injuries and deaths to explaining trends in local traffic safety problems and strategies
communities were implementing to reduce traffic injury and death (Hingson et al., 1996).
During the 5 years of the program, the proportion of drivers under age 20 who reported driving
after drinking in random-digit dial telephone surveys declined from 19 percent during the final
year of the program to 9 percent in subsequent years. The proportion of vehicles observed speeding
through use of radar from unmarked cars was cut in half, and safety belt use increased from 22
percent to 29 percent of motor vehicle occupants. Differences between intervention and comparison
communities were statistically significant. Alcohol-related traffic deaths declined 42 percent
more in Saving Lives cities relative to the rest of the State during the 5 years of the program as
compared to the previous 5 years. This decline was also seen among 16- to 25-year-olds, many of
whom may have been college students (Hingson et al., 1996).
Other Comprehensive Community Interventions
In addition to reducing underage alcohol consumption, drunk driving, and their consequences,
comprehensive community interventions have also reduced smoking and risky sexual behaviors among
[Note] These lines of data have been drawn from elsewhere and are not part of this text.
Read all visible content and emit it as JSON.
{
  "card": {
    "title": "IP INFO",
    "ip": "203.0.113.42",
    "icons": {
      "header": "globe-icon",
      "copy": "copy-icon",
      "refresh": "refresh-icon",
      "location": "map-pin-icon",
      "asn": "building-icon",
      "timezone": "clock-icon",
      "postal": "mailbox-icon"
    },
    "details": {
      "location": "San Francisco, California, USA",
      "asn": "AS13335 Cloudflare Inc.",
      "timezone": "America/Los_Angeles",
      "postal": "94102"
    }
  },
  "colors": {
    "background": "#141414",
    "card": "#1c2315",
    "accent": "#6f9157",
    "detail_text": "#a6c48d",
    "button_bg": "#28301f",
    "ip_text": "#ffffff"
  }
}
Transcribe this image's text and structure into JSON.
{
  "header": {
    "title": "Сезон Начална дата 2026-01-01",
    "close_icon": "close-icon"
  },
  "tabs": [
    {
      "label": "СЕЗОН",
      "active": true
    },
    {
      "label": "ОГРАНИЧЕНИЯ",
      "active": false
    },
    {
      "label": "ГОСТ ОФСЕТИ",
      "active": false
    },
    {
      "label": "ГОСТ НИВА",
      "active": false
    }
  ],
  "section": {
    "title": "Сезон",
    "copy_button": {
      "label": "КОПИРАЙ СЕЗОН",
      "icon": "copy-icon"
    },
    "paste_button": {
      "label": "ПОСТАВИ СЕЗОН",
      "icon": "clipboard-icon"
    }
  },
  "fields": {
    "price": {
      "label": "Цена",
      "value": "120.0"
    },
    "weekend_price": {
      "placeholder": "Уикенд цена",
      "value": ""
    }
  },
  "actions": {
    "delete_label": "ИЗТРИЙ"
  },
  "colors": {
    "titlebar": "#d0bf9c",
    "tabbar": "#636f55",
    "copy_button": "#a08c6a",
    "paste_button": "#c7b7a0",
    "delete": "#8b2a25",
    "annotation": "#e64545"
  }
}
adolescent and college-age populations (CDC, 1999; COMMIT Research Group, 1995; Forster et al.,
1998; Kegeles et al., 1998; Vincent, 1987). Research shows that combining environmental and
institutional change with health education theory-based programs designed to change behavior and
promote community ownership of programs enhances success (Hingson and Howland, 2002). Reviews of
comprehensive programs (Wagenaar et al., 1999) have also identified important components of
coalition development. They include:
- Assessing community interests,
- Building a core base of support in the community,
- Expanding the base,
- Developing a plan of action,
- Implementing the plan,
- Maintaining the effort and institutionalizing it, and
- Evaluating and disseminating results.
Panel Recommendations: What Colleges and Universities Can Do Now
The Panel recommends that colleges and universities:
- Create and/or participate in joint college-community interventions to reduce student drinking
problems. Community coalitions have been effective in addressing alcohol and other health issues,
although there has been no research on campus-community activities to reduce high-risk drinking
and related problems.
- Create a task force or coalition representing relevant constituencies on campus (including
students) and in the community (including local businesses) to develop and monitor college
- Plan coalition activities strategically, including setting measurable objectives, establishing
target timelines, clearly defining member responsibilities, and collecting and evaluating data on
both the process of working together and the results of the interaction.
Panel Recommendations: What Researchers Can Do To Fill Gaps in
The Panel recommends that researchers address the following questions to fill key gaps in
- Are comprehensive college-community interventions to reduce high-risk college drinking
effective? What is the most effective mix of policy and program elements? What are the assets and
liabilities for colleges and communities?
- Is it more effective to focus such efforts on drinking practices or on the health and social
problems high-risk drinkers cause for themselves and others?
- Where should decision-making responsibility be focused: in city government, the college and
university, another group or institution, or a combination of players?
- What are the best strategies for mobilizing and optimizing the effectiveness of
- Do effects of college-focused programs extend to others in the community?
- What is the best way to enforce community alcohol-related ordinances?
- How can the results of alcohol research be effectively disseminated to community audiences
such as chiefs of police, parents, and legislators?
- How effective are State-level coalitions that support individual campus-community
Back to Table of Contents |
Last reviewed: 9/23/2005